All three receivers are somewhat undersized. Williams is hardly a giant at 6-foot and 199 pounds, but he looks like one next to both Norwood (5-foot-11, 171) and Butler (5-foot-10, 170).
In most cases, three smallish receivers would be competing for one or maybe two starting spots alongside some 6-foot-5 hulk who can outjump defensive backs for passes. But not at Penn State.
"A lot of fans all the time talk about, 'You need a tall guy or a dominant receiver,'" Butler said. "We always haven't been the most prototypical, but we've been able to produce and we've all fed off each other.
"We can't really control our heights and weights. We've got to blame our parents for that. That's about it. But we went out and continued to play football, and I think we've done a great job."
If anything, the wideouts' comparable physiques created more unity than turmoil or jealousy.
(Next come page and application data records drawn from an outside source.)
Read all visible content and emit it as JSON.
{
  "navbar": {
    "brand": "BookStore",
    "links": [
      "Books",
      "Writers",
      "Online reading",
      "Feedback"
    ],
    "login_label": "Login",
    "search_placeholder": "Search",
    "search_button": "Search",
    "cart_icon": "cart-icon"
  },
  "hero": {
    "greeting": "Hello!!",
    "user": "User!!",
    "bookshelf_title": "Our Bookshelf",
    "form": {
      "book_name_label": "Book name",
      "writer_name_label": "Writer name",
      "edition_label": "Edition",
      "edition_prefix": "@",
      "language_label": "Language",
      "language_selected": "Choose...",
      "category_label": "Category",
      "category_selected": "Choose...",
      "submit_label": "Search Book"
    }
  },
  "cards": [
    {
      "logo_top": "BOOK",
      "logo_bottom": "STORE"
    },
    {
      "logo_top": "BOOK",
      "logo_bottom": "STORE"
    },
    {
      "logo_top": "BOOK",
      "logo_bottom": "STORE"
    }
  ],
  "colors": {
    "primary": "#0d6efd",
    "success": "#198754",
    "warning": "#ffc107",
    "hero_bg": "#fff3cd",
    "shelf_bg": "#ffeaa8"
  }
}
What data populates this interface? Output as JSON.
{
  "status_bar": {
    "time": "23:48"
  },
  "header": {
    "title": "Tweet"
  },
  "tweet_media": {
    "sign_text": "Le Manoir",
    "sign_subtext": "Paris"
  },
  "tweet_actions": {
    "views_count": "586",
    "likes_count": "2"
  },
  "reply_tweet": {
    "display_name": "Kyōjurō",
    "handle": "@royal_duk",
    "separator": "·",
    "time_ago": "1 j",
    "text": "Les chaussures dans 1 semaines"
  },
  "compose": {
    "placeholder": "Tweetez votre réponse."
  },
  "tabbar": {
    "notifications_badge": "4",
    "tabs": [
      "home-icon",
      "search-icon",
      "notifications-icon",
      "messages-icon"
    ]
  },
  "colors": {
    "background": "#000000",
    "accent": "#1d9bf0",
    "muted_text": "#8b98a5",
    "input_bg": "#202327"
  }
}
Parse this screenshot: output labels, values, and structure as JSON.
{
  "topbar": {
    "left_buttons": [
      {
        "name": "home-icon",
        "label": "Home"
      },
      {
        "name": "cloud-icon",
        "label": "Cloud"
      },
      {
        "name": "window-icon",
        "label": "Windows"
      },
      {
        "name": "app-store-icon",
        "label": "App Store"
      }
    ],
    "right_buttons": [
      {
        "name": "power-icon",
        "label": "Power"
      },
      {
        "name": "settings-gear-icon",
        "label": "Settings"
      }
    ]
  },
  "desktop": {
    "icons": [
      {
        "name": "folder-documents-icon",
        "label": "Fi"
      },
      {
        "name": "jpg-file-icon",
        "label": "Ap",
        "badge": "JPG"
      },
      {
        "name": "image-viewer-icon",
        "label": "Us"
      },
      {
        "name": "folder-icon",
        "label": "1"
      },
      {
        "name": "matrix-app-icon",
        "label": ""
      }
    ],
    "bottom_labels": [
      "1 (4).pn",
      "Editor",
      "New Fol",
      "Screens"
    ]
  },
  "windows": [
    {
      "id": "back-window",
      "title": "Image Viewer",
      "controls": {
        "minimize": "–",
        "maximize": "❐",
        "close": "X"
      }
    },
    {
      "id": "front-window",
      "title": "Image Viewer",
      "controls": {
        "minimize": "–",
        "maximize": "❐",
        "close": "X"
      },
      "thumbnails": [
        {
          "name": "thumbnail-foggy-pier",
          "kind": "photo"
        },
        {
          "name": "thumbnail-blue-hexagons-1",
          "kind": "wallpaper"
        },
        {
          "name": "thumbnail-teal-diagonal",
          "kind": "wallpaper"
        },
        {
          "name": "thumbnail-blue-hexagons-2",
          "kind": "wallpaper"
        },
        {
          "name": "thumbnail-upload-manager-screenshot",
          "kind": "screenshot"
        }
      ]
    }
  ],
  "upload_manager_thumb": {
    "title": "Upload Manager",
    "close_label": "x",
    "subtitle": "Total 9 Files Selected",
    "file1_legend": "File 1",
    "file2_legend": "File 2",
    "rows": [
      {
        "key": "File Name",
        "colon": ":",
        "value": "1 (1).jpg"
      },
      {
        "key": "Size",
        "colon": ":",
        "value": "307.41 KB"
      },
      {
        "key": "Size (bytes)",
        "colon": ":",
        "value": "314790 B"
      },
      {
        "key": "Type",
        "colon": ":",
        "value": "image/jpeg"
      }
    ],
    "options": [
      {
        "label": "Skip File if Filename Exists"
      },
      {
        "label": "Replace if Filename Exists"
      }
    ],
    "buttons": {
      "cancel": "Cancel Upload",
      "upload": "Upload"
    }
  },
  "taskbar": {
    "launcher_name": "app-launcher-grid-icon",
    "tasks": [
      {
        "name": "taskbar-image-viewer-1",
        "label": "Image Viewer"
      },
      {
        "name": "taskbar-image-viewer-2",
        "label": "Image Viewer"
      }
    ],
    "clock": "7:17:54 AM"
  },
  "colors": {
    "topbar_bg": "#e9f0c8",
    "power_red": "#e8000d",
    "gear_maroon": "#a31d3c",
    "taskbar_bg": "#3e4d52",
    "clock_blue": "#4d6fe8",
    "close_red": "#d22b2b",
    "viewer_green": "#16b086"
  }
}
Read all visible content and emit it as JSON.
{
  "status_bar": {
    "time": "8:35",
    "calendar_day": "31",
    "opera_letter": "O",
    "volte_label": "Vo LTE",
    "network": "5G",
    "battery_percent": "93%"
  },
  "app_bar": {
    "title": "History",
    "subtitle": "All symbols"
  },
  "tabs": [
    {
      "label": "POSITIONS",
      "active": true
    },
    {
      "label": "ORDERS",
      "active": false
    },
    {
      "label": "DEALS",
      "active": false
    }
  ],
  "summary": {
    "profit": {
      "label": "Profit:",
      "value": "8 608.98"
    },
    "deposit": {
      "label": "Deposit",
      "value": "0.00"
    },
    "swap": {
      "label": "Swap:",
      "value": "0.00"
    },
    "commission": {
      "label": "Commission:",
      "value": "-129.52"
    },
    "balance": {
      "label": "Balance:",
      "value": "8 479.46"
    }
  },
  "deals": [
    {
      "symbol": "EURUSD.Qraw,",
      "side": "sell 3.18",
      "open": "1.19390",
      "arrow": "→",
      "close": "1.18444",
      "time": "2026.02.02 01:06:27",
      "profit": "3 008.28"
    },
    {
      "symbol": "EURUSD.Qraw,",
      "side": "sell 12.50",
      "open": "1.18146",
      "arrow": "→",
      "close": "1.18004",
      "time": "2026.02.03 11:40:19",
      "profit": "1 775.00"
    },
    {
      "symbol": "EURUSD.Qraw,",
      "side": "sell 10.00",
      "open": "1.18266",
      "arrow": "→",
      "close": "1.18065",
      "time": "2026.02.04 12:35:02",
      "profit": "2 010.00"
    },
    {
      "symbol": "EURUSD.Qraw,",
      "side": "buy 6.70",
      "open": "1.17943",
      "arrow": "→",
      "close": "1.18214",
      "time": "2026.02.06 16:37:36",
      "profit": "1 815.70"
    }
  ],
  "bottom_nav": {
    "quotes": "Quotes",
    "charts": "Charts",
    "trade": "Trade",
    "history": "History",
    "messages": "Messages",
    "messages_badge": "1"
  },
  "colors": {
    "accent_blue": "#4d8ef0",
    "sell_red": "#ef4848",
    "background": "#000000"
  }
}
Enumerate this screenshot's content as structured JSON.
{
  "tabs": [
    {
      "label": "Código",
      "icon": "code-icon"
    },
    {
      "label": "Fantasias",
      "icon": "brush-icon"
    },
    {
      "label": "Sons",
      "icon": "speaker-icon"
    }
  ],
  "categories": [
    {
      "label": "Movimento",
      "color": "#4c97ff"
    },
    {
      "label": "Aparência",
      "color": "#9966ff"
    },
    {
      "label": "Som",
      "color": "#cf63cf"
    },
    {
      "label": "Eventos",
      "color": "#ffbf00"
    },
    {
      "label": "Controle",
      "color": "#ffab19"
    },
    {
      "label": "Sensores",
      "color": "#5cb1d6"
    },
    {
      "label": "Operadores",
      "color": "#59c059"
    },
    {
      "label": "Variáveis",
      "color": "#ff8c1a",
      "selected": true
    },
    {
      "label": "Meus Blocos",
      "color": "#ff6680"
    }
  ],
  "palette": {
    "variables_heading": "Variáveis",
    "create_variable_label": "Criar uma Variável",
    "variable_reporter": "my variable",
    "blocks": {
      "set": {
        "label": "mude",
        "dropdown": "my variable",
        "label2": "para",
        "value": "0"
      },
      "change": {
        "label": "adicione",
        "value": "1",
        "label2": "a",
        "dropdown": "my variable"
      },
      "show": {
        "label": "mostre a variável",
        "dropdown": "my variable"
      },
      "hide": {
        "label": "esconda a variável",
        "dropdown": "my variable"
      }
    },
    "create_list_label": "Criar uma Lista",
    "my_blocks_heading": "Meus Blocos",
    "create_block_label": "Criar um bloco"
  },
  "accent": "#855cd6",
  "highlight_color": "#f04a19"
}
"It definitely helps us out because all the tips that we give each other," Butler said. "As opposed to a Brett Brackett [the sophomore wideout who stands 6-foot-6 and weighs 235 pounds], we ask him, 'How do you get off the jam on this guy?' Whereas he'll probably just say, 'Punch him right in the side of the head and muscle someone,' that really doesn't really help me and Jordan out. We don't have the same qualities."
The also lacked the same expectations, at least from the outside.
Williams was pegged as an All-American and a potential Heisman Trophy candidate as soon as he got to State College. Filling a Reggie Bush-like role as a true freshman, Williams had six plays of 20 yards or more and averaged 11.7 yards per touch before breaking his arm against Michigan.
He had solid, if not spectacular numbers in 2006 and 2007 but only seems to be reaching his peak this year, partly because Penn State tweaked its offense.
"When I came out, I definitely saw myself as a three-and-out guy," said Williams, referring to the his NFL prospects. "Some things didn't work out in my favor. I just had to rethink things and try to take it one step at a time."
Williams' response has impressed Norwood.
"Unfortunately, with injuries and things, his aspirations have been postponed, if anything," Norwood said. "He'll have his chance at the next level and he's done a great job of adjusting since his injury and trying to stick it through."
Butler, meanwhile, came to Penn State with little fanfare but has been the steadiest of the three. He led the team in receptions in 2005 and 2006 and topped the receiving yards chart last season.
The walk-on label remains with him, but he doesn't mind it.
"It definitely makes the story a lot better," he said. "A kid that didn't have a scholarship and has accomplished all the things I have. You can't really get mad at that."
Norwood was a familiar face around the program, and his roots in the game accelerated his development.
"A lot of things came pretty easy to me as far as just learning football, reading coverages, all the film work and scouting reports that we do each week," he said. "It's almost second nature."
The same can be said for playing alongside the other wideouts.
Butler (41) and Williams (40) own more career starts than any other Penn State players, and Norwood has three starts in each of the last four seasons. They have been through three starting quarterbacks -- Michael Robinson, Anthony Morelli and Daryll Clark -- and witnessed the highs and lows of the program since 2005.
"They've been doing it for their whole careers," said Michigan coach Rich Rodriguez, whose team faced the three receivers last week. "You're talking about guys that have made plays since the day they got on campus. ... It's a veteran group, and they play like it."
Added Purdue coach Joe Tiller: "Those three wide receivers have been starting at Penn State for seven or eight years, it seems like."
Norwood isn't concerned about the group's legacy right now, not with Ohio State coming up and a national championship to chase. But he recognizes that the experience he has shared with Butler and Williams doesn't happen often in college football and particularly at Penn State.
"It has been cool to grow up together on and off the field and learn together," Norwood said. "This is something that we'll remember for the rest of our lives."